(Records from a data collection)
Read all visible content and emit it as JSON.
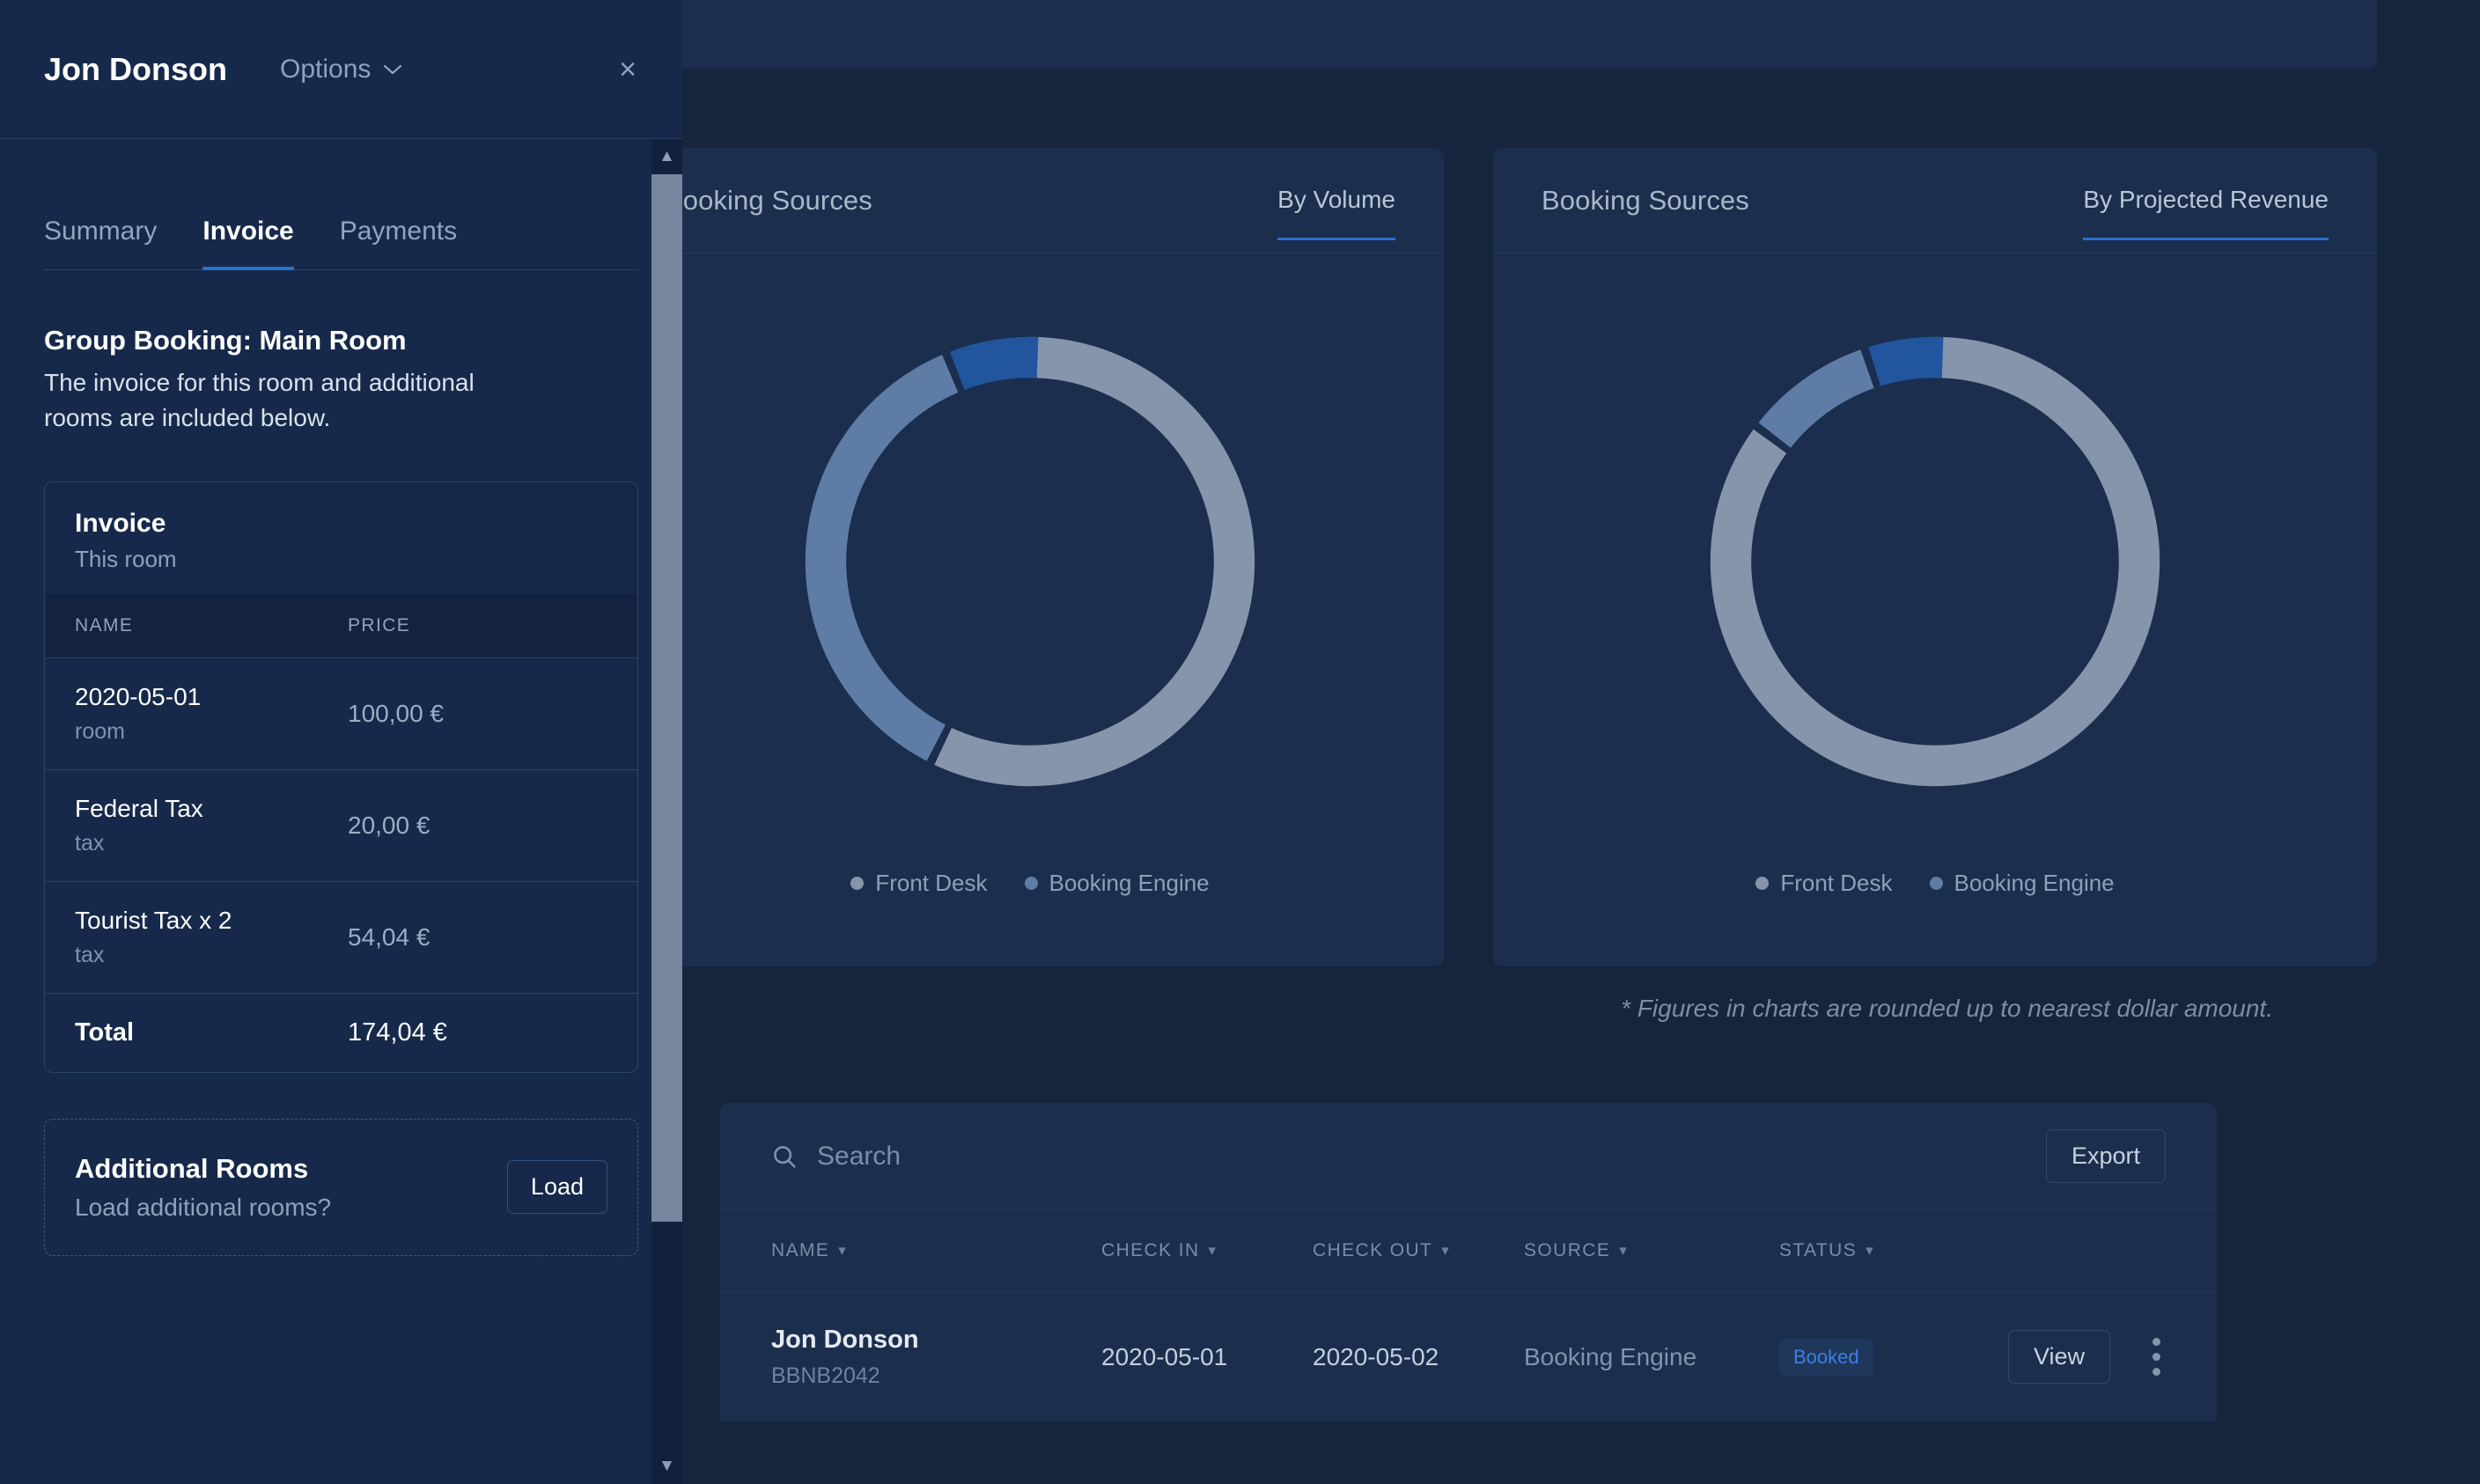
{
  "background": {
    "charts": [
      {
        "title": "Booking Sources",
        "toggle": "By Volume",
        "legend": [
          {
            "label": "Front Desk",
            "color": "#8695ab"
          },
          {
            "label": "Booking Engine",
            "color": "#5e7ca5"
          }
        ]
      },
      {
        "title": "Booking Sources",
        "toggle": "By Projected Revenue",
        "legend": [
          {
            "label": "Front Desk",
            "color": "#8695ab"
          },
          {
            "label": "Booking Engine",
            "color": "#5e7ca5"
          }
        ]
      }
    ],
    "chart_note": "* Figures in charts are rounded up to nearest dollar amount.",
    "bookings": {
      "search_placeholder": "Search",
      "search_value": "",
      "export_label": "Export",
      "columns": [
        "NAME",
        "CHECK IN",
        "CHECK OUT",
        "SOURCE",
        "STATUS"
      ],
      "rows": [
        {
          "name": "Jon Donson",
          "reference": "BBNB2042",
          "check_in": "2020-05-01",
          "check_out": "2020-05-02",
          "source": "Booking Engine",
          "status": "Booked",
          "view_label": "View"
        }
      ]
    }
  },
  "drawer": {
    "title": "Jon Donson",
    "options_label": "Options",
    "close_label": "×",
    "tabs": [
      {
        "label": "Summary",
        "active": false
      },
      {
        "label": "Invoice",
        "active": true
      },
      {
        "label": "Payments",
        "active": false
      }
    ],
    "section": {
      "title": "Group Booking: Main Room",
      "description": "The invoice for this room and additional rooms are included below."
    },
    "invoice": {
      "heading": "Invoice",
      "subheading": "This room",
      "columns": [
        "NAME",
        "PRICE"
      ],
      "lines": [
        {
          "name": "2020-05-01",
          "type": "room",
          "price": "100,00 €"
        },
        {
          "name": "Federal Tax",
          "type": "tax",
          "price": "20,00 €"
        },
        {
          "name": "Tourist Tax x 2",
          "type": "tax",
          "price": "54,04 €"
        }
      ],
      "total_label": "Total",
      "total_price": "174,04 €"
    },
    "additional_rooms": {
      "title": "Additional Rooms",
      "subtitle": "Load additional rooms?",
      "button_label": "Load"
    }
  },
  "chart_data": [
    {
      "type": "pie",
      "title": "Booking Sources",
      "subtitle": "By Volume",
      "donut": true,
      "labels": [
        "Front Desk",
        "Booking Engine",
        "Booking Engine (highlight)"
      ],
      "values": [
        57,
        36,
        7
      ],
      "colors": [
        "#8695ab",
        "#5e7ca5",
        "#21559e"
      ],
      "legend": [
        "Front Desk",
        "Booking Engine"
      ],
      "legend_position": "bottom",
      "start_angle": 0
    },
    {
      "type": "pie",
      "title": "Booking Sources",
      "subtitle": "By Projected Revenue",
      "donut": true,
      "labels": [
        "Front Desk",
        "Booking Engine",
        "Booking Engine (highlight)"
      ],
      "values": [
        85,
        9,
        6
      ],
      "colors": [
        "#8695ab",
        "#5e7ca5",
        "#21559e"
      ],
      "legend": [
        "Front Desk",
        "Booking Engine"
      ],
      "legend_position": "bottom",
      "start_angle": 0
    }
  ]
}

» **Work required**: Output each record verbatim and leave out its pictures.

» **Answer space**:
Read all visible content and emit it as JSON.
{
  "background": {
    "charts": [
      {
        "title": "Booking Sources",
        "toggle": "By Volume",
        "legend": [
          {
            "label": "Front Desk",
            "color": "#8695ab"
          },
          {
            "label": "Booking Engine",
            "color": "#5e7ca5"
          }
        ]
      },
      {
        "title": "Booking Sources",
        "toggle": "By Projected Revenue",
        "legend": [
          {
            "label": "Front Desk",
            "color": "#8695ab"
          },
          {
            "label": "Booking Engine",
            "color": "#5e7ca5"
          }
        ]
      }
    ],
    "chart_note": "* Figures in charts are rounded up to nearest dollar amount.",
    "bookings": {
      "search_placeholder": "Search",
      "search_value": "",
      "export_label": "Export",
      "columns": [
        "NAME",
        "CHECK IN",
        "CHECK OUT",
        "SOURCE",
        "STATUS"
      ],
      "rows": [
        {
          "name": "Jon Donson",
          "reference": "BBNB2042",
          "check_in": "2020-05-01",
          "check_out": "2020-05-02",
          "source": "Booking Engine",
          "status": "Booked",
          "view_label": "View"
        }
      ]
    }
  },
  "drawer": {
    "title": "Jon Donson",
    "options_label": "Options",
    "close_label": "×",
    "tabs": [
      {
        "label": "Summary",
        "active": false
      },
      {
        "label": "Invoice",
        "active": true
      },
      {
        "label": "Payments",
        "active": false
      }
    ],
    "section": {
      "title": "Group Booking: Main Room",
      "description": "The invoice for this room and additional rooms are included below."
    },
    "invoice": {
      "heading": "Invoice",
      "subheading": "This room",
      "columns": [
        "NAME",
        "PRICE"
      ],
      "lines": [
        {
          "name": "2020-05-01",
          "type": "room",
          "price": "100,00 €"
        },
        {
          "name": "Federal Tax",
          "type": "tax",
          "price": "20,00 €"
        },
        {
          "name": "Tourist Tax x 2",
          "type": "tax",
          "price": "54,04 €"
        }
      ],
      "total_label": "Total",
      "total_price": "174,04 €"
    },
    "additional_rooms": {
      "title": "Additional Rooms",
      "subtitle": "Load additional rooms?",
      "button_label": "Load"
    }
  },
  "chart_data": [
    {
      "type": "pie",
      "title": "Booking Sources",
      "subtitle": "By Volume",
      "donut": true,
      "labels": [
        "Front Desk",
        "Booking Engine",
        "Booking Engine (highlight)"
      ],
      "values": [
        57,
        36,
        7
      ],
      "colors": [
        "#8695ab",
        "#5e7ca5",
        "#21559e"
      ],
      "legend": [
        "Front Desk",
        "Booking Engine"
      ],
      "legend_position": "bottom",
      "start_angle": 0
    },
    {
      "type": "pie",
      "title": "Booking Sources",
      "subtitle": "By Projected Revenue",
      "donut": true,
      "labels": [
        "Front Desk",
        "Booking Engine",
        "Booking Engine (highlight)"
      ],
      "values": [
        85,
        9,
        6
      ],
      "colors": [
        "#8695ab",
        "#5e7ca5",
        "#21559e"
      ],
      "legend": [
        "Front Desk",
        "Booking Engine"
      ],
      "legend_position": "bottom",
      "start_angle": 0
    }
  ]
}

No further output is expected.